I know of Frank’s love for Titian, Rembrandt, Gainsborough, Constable and Turner: all part of his pantheon and all great loves of my own. When I look at Frank Bowling’s early figurative paintings, I am fascinated by those such as The Abortion (1962), Birthday I (1960) and Self-portrait (1959). I see the hand of an eye that adores paint, moving across the surface seeking out shape and form, and his connection to the painterly surface in the works of the masters of the Renaissance and 18th and 19th-century Western painting. The tumultuous and somewhat unsettling subject matter of these paintings by Frank leads me to recall Titian’s ‘poesie’: a sense of the implied or perceived mythology that can imbue a subject’s existence in Frank’s work, just as in Titian’s literal depictions of Ovid’s Metamorphoses.
Frank’s work has transformed over time, a metamorphosis of his being and techniques that have expanded to explore new potential from paint as a material. Though there is lightness in his work, most recently in his landscapes, which are iridescent and colourful, they bleed across the canvas surface. After a lifetime of working as a painter, perhaps the landscape is a metaphor that contains all his thoughts and ideas as they ebb and flow throughout one’s life and existence.
I arrived at the work of Frank Bowling through personal connections to him in my childhood, yet I also arrive at his work as I have grown as a black woman who has had to learn to understand the world around her and what it is to view and be viewed. Frank occupies a very symbolic position in my life, beginning as a familiar face in my Grandparents’ home to a figure whose work is embedded in the British history of art that I love so much.

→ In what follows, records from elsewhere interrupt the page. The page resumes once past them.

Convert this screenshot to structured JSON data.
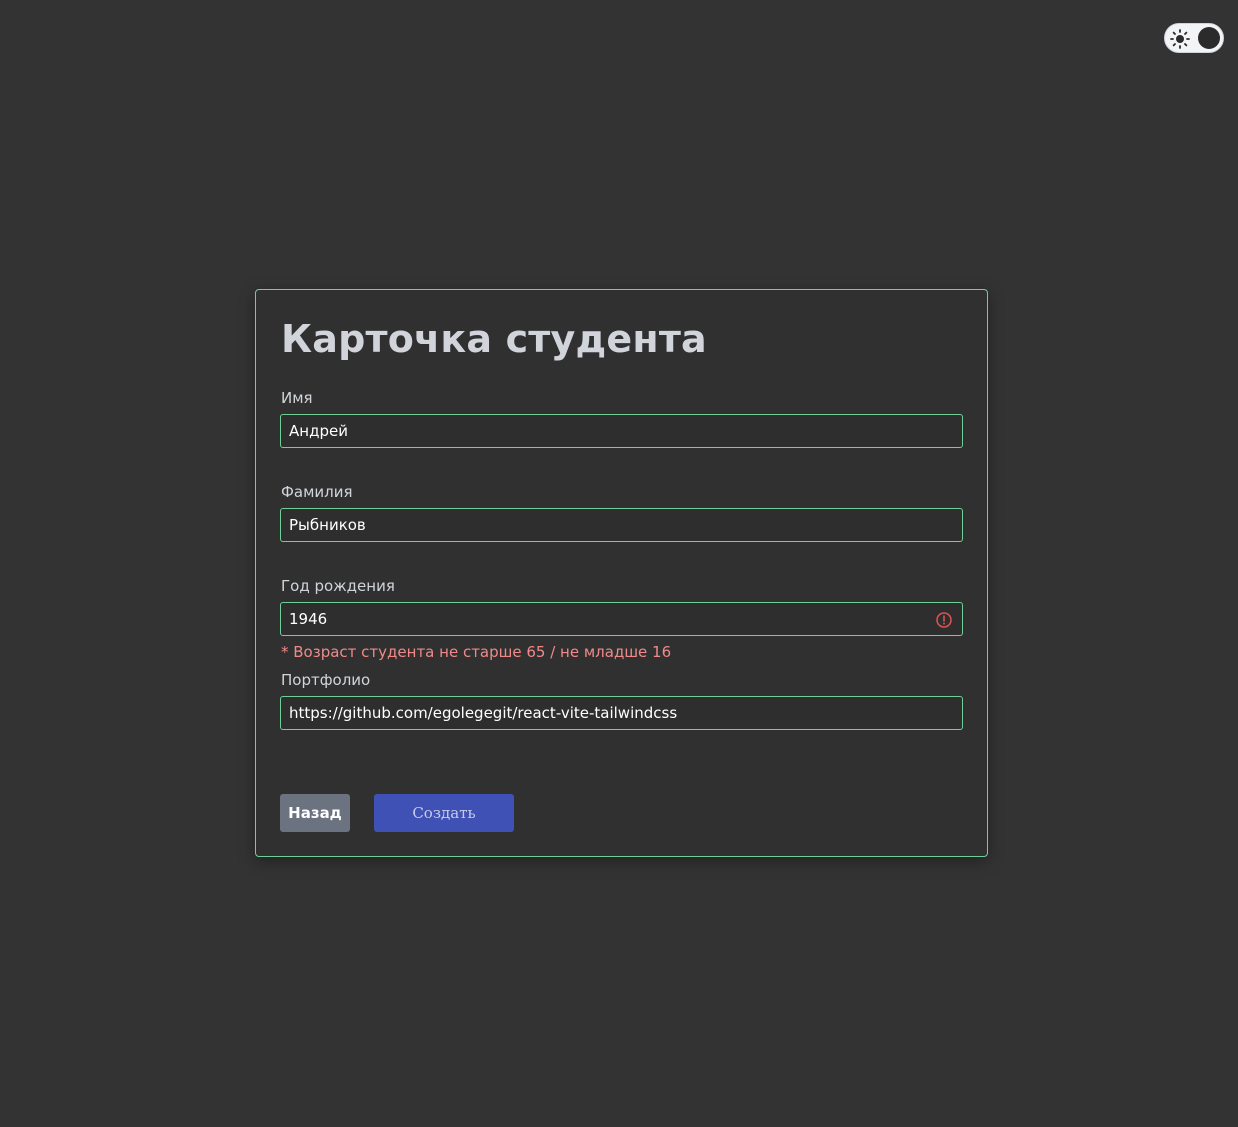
{
  "theme_toggle": {
    "icon": "sun-icon",
    "state": "dark"
  },
  "card": {
    "title": "Карточка студента",
    "fields": [
      {
        "label": "Имя",
        "value": "Андрей"
      },
      {
        "label": "Фамилия",
        "value": "Рыбников"
      },
      {
        "label": "Год рождения",
        "value": "1946",
        "error": "* Возраст студента не старше 65 / не младше 16"
      },
      {
        "label": "Портфолио",
        "value": "https://github.com/egolegegit/react-vite-tailwindcss"
      }
    ],
    "buttons": {
      "back_label": "Назад",
      "create_label": "Создать"
    }
  },
  "colors": {
    "background": "#333333",
    "card_border": "#6fcf97",
    "error": "#f08a8a",
    "primary": "#3f51b5",
    "secondary": "#6b7280"
  }
}
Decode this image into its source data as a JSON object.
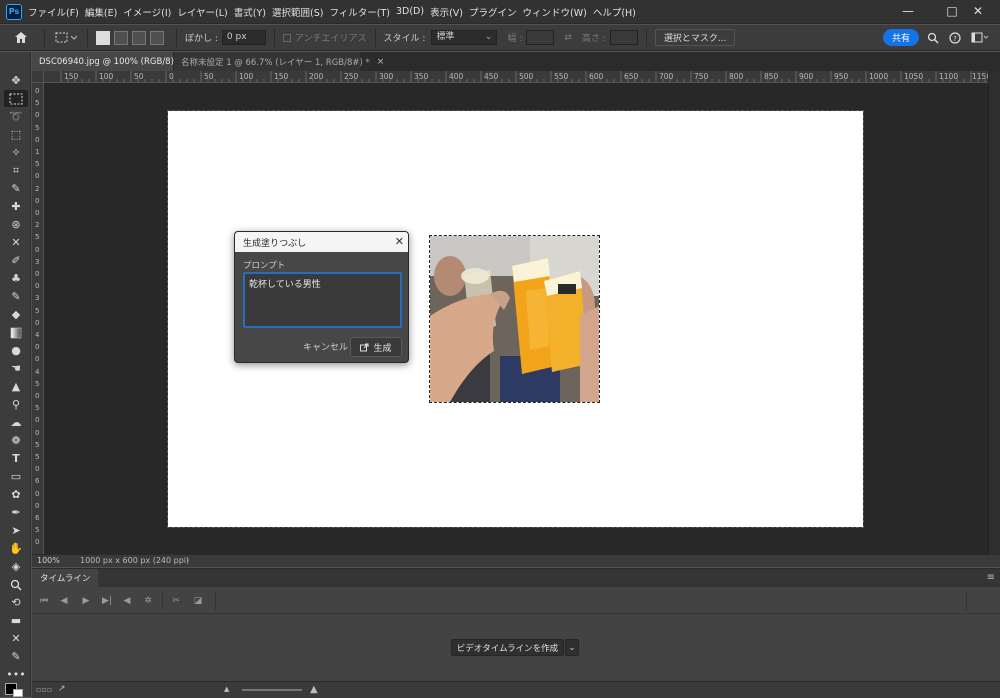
{
  "app": {
    "logo": "Ps",
    "menu": [
      "ファイル(F)",
      "編集(E)",
      "イメージ(I)",
      "レイヤー(L)",
      "書式(Y)",
      "選択範囲(S)",
      "フィルター(T)",
      "3D(D)",
      "表示(V)",
      "プラグイン",
      "ウィンドウ(W)",
      "ヘルプ(H)"
    ],
    "window_controls": {
      "minimize": "—",
      "maximize": "□",
      "close": "✕"
    }
  },
  "options_bar": {
    "feather_label": "ぼかし :",
    "feather_value": "0 px",
    "antialias_label": "アンチエイリアス",
    "style_label": "スタイル :",
    "style_value": "標準",
    "width_label": "幅 :",
    "height_label": "高さ :",
    "select_mask_label": "選択とマスク...",
    "share_label": "共有"
  },
  "tabs": [
    {
      "label": "DSC06940.jpg @ 100% (RGB/8) *",
      "close": "×",
      "active": true
    },
    {
      "label": "名称未設定 1 @ 66.7% (レイヤー 1, RGB/8#) *",
      "close": "×",
      "active": false
    }
  ],
  "rulers": {
    "horizontal": [
      "150",
      "100",
      "50",
      "0",
      "50",
      "100",
      "150",
      "200",
      "250",
      "300",
      "350",
      "400",
      "450",
      "500",
      "550",
      "600",
      "650",
      "700",
      "750",
      "800",
      "850",
      "900",
      "950",
      "1000",
      "1050",
      "1100",
      "1150"
    ],
    "vertical": [
      "0",
      "5",
      "0",
      "5",
      "0",
      "1",
      "5",
      "0",
      "2",
      "0",
      "0",
      "2",
      "5",
      "0",
      "3",
      "0",
      "0",
      "3",
      "5",
      "0",
      "4",
      "0",
      "0",
      "4",
      "5",
      "0",
      "5",
      "0",
      "0",
      "5",
      "5",
      "0",
      "6",
      "0",
      "0",
      "6",
      "5",
      "0"
    ]
  },
  "gen_fill": {
    "title": "生成塗りつぶし",
    "close": "✕",
    "prompt_label": "プロンプト",
    "prompt_value": "乾杯している男性",
    "cancel_label": "キャンセル",
    "generate_label": "生成"
  },
  "status": {
    "zoom": "100%",
    "doc_info": "1000 px x 600 px (240 ppi)",
    "arrow": "›"
  },
  "timeline": {
    "tab_label": "タイムライン",
    "create_label": "ビデオタイムラインを作成",
    "menu_icon": "≡"
  }
}
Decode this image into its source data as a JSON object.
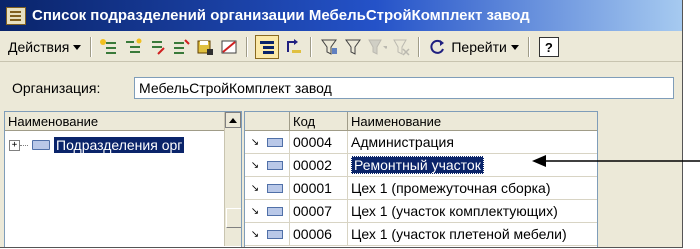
{
  "window": {
    "title": "Список подразделений организации МебельСтройКомплект завод"
  },
  "toolbar": {
    "actions_label": "Действия",
    "navigate_label": "Перейти",
    "help_label": "?"
  },
  "organization": {
    "label": "Организация:",
    "value": "МебельСтройКомплект завод"
  },
  "tree": {
    "header": "Наименование",
    "expander": "+",
    "root_label": "Подразделения орг"
  },
  "grid": {
    "columns": {
      "code": "Код",
      "name": "Наименование"
    },
    "rows": [
      {
        "code": "00004",
        "name": "Администрация"
      },
      {
        "code": "00002",
        "name": "Ремонтный участок"
      },
      {
        "code": "00001",
        "name": "Цех 1 (промежуточная сборка)"
      },
      {
        "code": "00007",
        "name": "Цех 1 (участок комплектующих)"
      },
      {
        "code": "00006",
        "name": "Цех 1 (участок плетеной мебели)"
      }
    ],
    "selected_row": 1
  }
}
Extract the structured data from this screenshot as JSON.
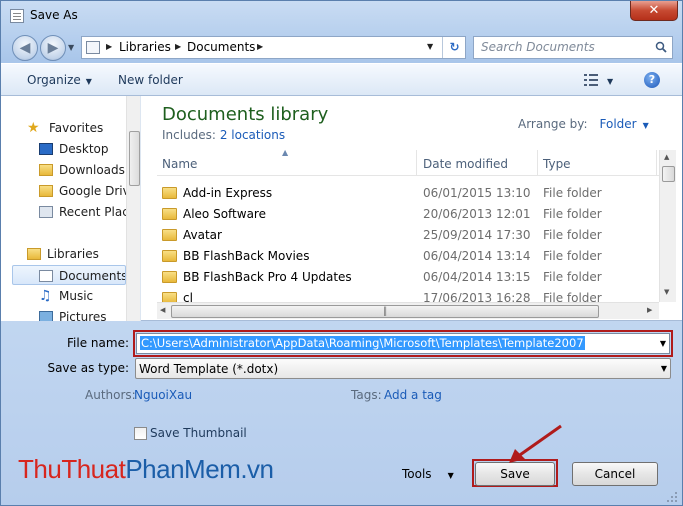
{
  "window": {
    "title": "Save As",
    "close_label": "✕",
    "accent": "#1a5bb8"
  },
  "nav": {
    "back_icon": "back-arrow-icon",
    "forward_icon": "forward-arrow-icon",
    "breadcrumb": [
      "Libraries",
      "Documents"
    ],
    "search_placeholder": "Search Documents"
  },
  "toolbar": {
    "organize_label": "Organize",
    "new_folder_label": "New folder"
  },
  "sidebar": {
    "favorites_label": "Favorites",
    "favorites": [
      "Desktop",
      "Downloads",
      "Google Drive",
      "Recent Places"
    ],
    "libraries_label": "Libraries",
    "libraries": [
      "Documents",
      "Music",
      "Pictures"
    ],
    "selected": "Documents"
  },
  "library": {
    "title": "Documents library",
    "includes_label": "Includes:",
    "includes_link": "2 locations",
    "arrange_label": "Arrange by:",
    "arrange_value": "Folder"
  },
  "columns": {
    "name": "Name",
    "date": "Date modified",
    "type": "Type"
  },
  "files": [
    {
      "name": "Add-in Express",
      "date": "06/01/2015 13:10",
      "type": "File folder"
    },
    {
      "name": "Aleo Software",
      "date": "20/06/2013 12:01",
      "type": "File folder"
    },
    {
      "name": "Avatar",
      "date": "25/09/2014 17:30",
      "type": "File folder"
    },
    {
      "name": "BB FlashBack Movies",
      "date": "06/04/2014 13:14",
      "type": "File folder"
    },
    {
      "name": "BB FlashBack Pro 4 Updates",
      "date": "06/04/2014 13:15",
      "type": "File folder"
    },
    {
      "name": "cl",
      "date": "17/06/2013 16:28",
      "type": "File folder"
    }
  ],
  "form": {
    "file_name_label": "File name:",
    "file_name_value": "C:\\Users\\Administrator\\AppData\\Roaming\\Microsoft\\Templates\\Template2007",
    "save_type_label": "Save as type:",
    "save_type_value": "Word Template (*.dotx)",
    "authors_label": "Authors:",
    "authors_value": "NguoiXau",
    "tags_label": "Tags:",
    "tags_value": "Add a tag",
    "thumbnail_label": "Save Thumbnail"
  },
  "footer": {
    "tools_label": "Tools",
    "save_label": "Save",
    "cancel_label": "Cancel"
  },
  "watermark": {
    "part1": "Thu",
    "part2": "Thuat",
    "part3": "Phan",
    "part4": "Mem",
    "part5": ".vn"
  },
  "highlight_color": "#b01b1b"
}
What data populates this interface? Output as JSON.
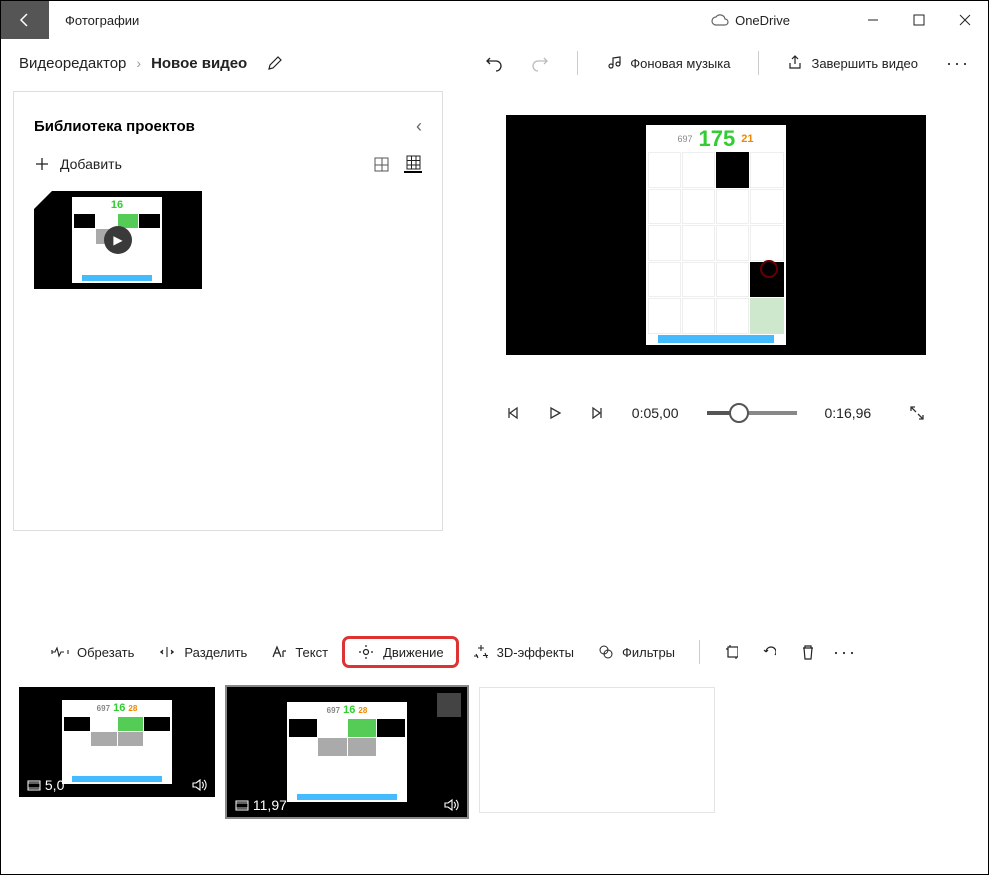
{
  "titlebar": {
    "app": "Фотографии",
    "onedrive": "OneDrive"
  },
  "breadcrumb": {
    "root": "Видеоредактор",
    "current": "Новое видео"
  },
  "toolbar": {
    "music": "Фоновая музыка",
    "finish": "Завершить видео"
  },
  "panel": {
    "title": "Библиотека проектов",
    "add": "Добавить",
    "thumb_score": "16"
  },
  "preview": {
    "score_left": "697",
    "score_main": "175",
    "score_right": "21"
  },
  "player": {
    "current": "0:05,00",
    "total": "0:16,96"
  },
  "clipbar": {
    "trim": "Обрезать",
    "split": "Разделить",
    "text": "Текст",
    "motion": "Движение",
    "fx": "3D-эффекты",
    "filters": "Фильтры"
  },
  "clips": [
    {
      "dur": "5,0",
      "score": "16",
      "left": "697",
      "right": "28"
    },
    {
      "dur": "11,97",
      "score": "16",
      "left": "697",
      "right": "28"
    }
  ]
}
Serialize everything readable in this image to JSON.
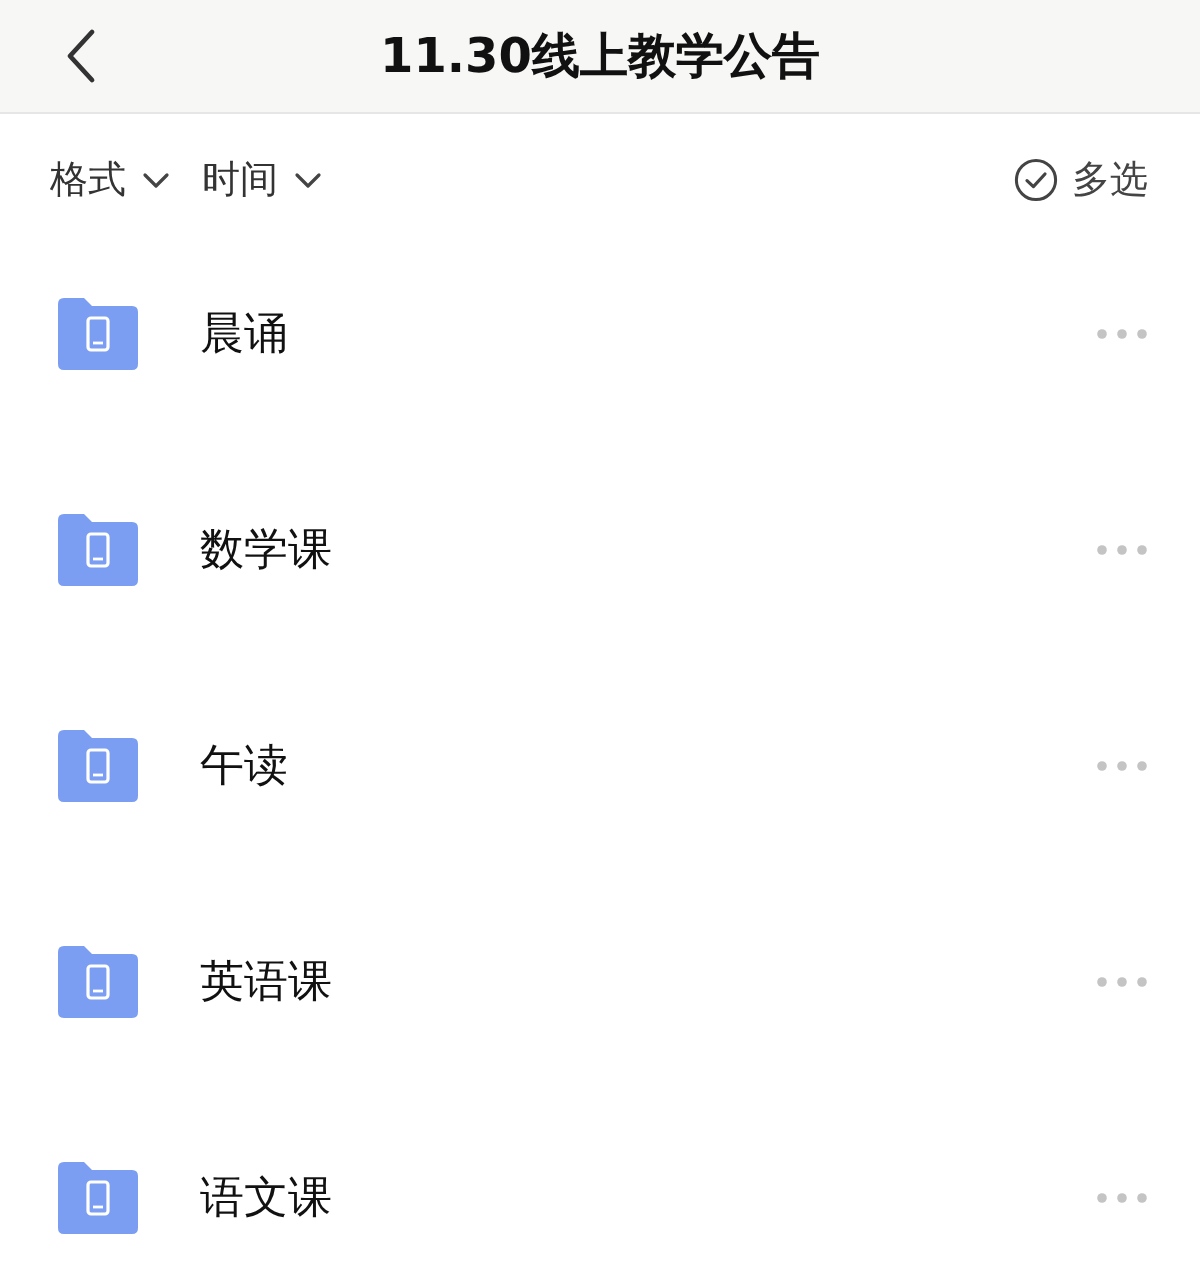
{
  "header": {
    "title": "11.30线上教学公告"
  },
  "filters": [
    {
      "label": "格式"
    },
    {
      "label": "时间"
    }
  ],
  "multi_select": {
    "label": "多选"
  },
  "folders": [
    {
      "name": "晨诵"
    },
    {
      "name": "数学课"
    },
    {
      "name": "午读"
    },
    {
      "name": "英语课"
    },
    {
      "name": "语文课"
    }
  ]
}
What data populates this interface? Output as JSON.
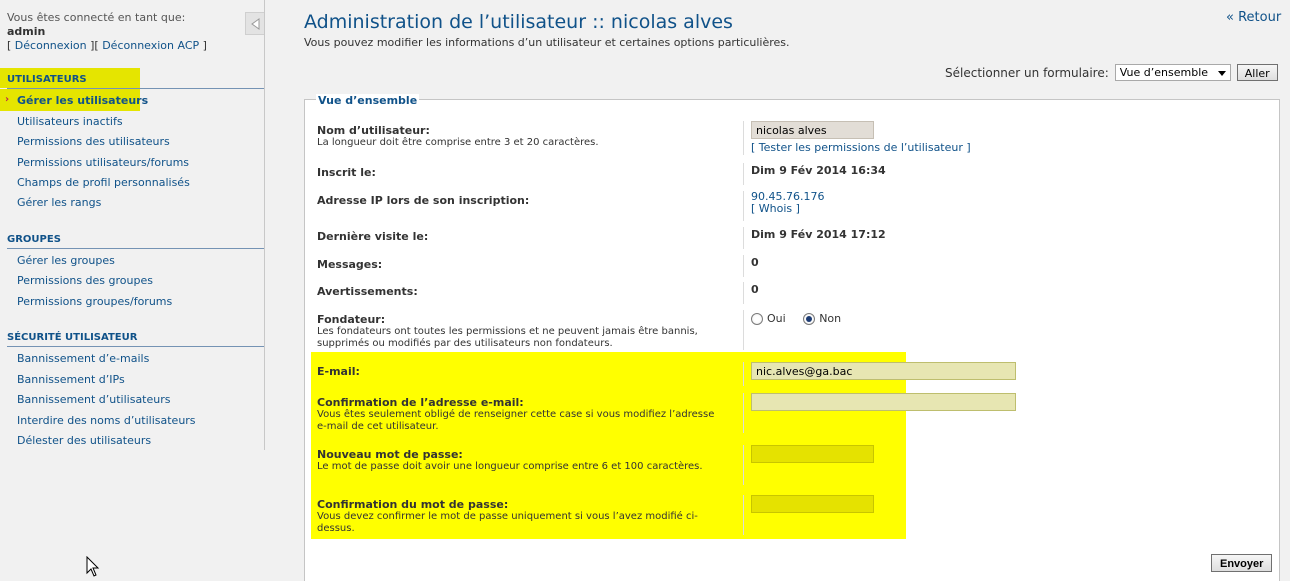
{
  "sidebar": {
    "login_label": "Vous êtes connecté en tant que:",
    "username": "admin",
    "logout": "Déconnexion",
    "logout_acp": "Déconnexion ACP",
    "bracket_open": "[",
    "bracket_mid": "][",
    "bracket_close": "]",
    "sections": [
      {
        "title": "UTILISATEURS",
        "items": [
          "Gérer les utilisateurs",
          "Utilisateurs inactifs",
          "Permissions des utilisateurs",
          "Permissions utilisateurs/forums",
          "Champs de profil personnalisés",
          "Gérer les rangs"
        ]
      },
      {
        "title": "GROUPES",
        "items": [
          "Gérer les groupes",
          "Permissions des groupes",
          "Permissions groupes/forums"
        ]
      },
      {
        "title": "SÉCURITÉ UTILISATEUR",
        "items": [
          "Bannissement d’e-mails",
          "Bannissement d’IPs",
          "Bannissement d’utilisateurs",
          "Interdire des noms d’utilisateurs",
          "Délester des utilisateurs"
        ]
      }
    ],
    "active_arrow": "›"
  },
  "header": {
    "title": "Administration de l’utilisateur :: nicolas alves",
    "description": "Vous pouvez modifier les informations d’un utilisateur et certaines options particulières.",
    "back": "« Retour"
  },
  "form_selector": {
    "label": "Sélectionner un formulaire:",
    "selected": "Vue d’ensemble",
    "button": "Aller"
  },
  "panel": {
    "legend": "Vue d’ensemble",
    "rows": {
      "username": {
        "title": "Nom d’utilisateur:",
        "desc": "La longueur doit être comprise entre 3 et 20 caractères.",
        "value": "nicolas alves",
        "link": "[ Tester les permissions de l’utilisateur ]"
      },
      "registered": {
        "title": "Inscrit le:",
        "value": "Dim 9 Fév 2014 16:34"
      },
      "ip": {
        "title": "Adresse IP lors de son inscription:",
        "value": "90.45.76.176",
        "link": "[ Whois ]"
      },
      "last_visit": {
        "title": "Dernière visite le:",
        "value": "Dim 9 Fév 2014 17:12"
      },
      "posts": {
        "title": "Messages:",
        "value": "0"
      },
      "warnings": {
        "title": "Avertissements:",
        "value": "0"
      },
      "founder": {
        "title": "Fondateur:",
        "desc": "Les fondateurs ont toutes les permissions et ne peuvent jamais être bannis, supprimés ou modifiés par des utilisateurs non fondateurs.",
        "option_yes": "Oui",
        "option_no": "Non",
        "selected": "Non"
      },
      "email": {
        "title": "E-mail:",
        "value": "nic.alves@ga.bac"
      },
      "email_confirm": {
        "title": "Confirmation de l’adresse e-mail:",
        "desc": "Vous êtes seulement obligé de renseigner cette case si vous modifiez l’adresse e-mail de cet utilisateur.",
        "value": ""
      },
      "new_password": {
        "title": "Nouveau mot de passe:",
        "desc": "Le mot de passe doit avoir une longueur comprise entre 6 et 100 caractères.",
        "value": ""
      },
      "password_confirm": {
        "title": "Confirmation du mot de passe:",
        "desc": "Vous devez confirmer le mot de passe uniquement si vous l’avez modifié ci-dessus.",
        "value": ""
      }
    },
    "submit": "Envoyer"
  },
  "colors": {
    "link": "#105289",
    "highlight": "#ffff00",
    "menu_highlight": "#e5e500"
  }
}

Somaya Critchlow (b. 1993, London, United Kingdom) is an artist living and working in London. Critchlow received a BA from the University of Brighton, United Kingdom, in 2016, before joining The Royal Drawing School, London, where she completed a Postgraduate Diploma in 2017. Recent solo exhibitions include Afternoon’s Darkness, Maximillian William, London (2022); Blow-Up, Galerie Gregor Staiger, Zürich, Switzerland (2021); Underneath a Bebop Moon, Maximillian William, London (2020); and Sincere for Synonym, Fortnight Institute, New York, NY (2019). Her work has been included in numerous group exhibitions, including The Story of Art as it’s Still Being Written, Victoria Miro, London (2022); Women Painting Women, the Modern Art Museum of Fort Worth, TX (2022); Drawing Attention: Emerging British Artists, British Museum, London (2022); Fire Figure Fantasy, ICA Miami, FL (2022); among others. Critchlow’s work is included in the permanent collections of the Arts Council Collection, London; British Museum, London; Pallant House Gallery, Chichester, United Kingdom; Sainsbury Centre for Visual Art, Norwich, United Kingdom; Stedelijk Museum, Amsterdam, Netherlands; Baltimore Museum of Art, MD; LACMA, Los Angeles, CA; Carnegie Museum of Art, Pittsburgh, PA; Columbus Museum of Art, OH; Hammer Museum, Los Angeles, CA; RISD Museum, Providence, RI; Henry Art Gallery at the University of Washington, Seattle, WA; and ICA Miami, FL.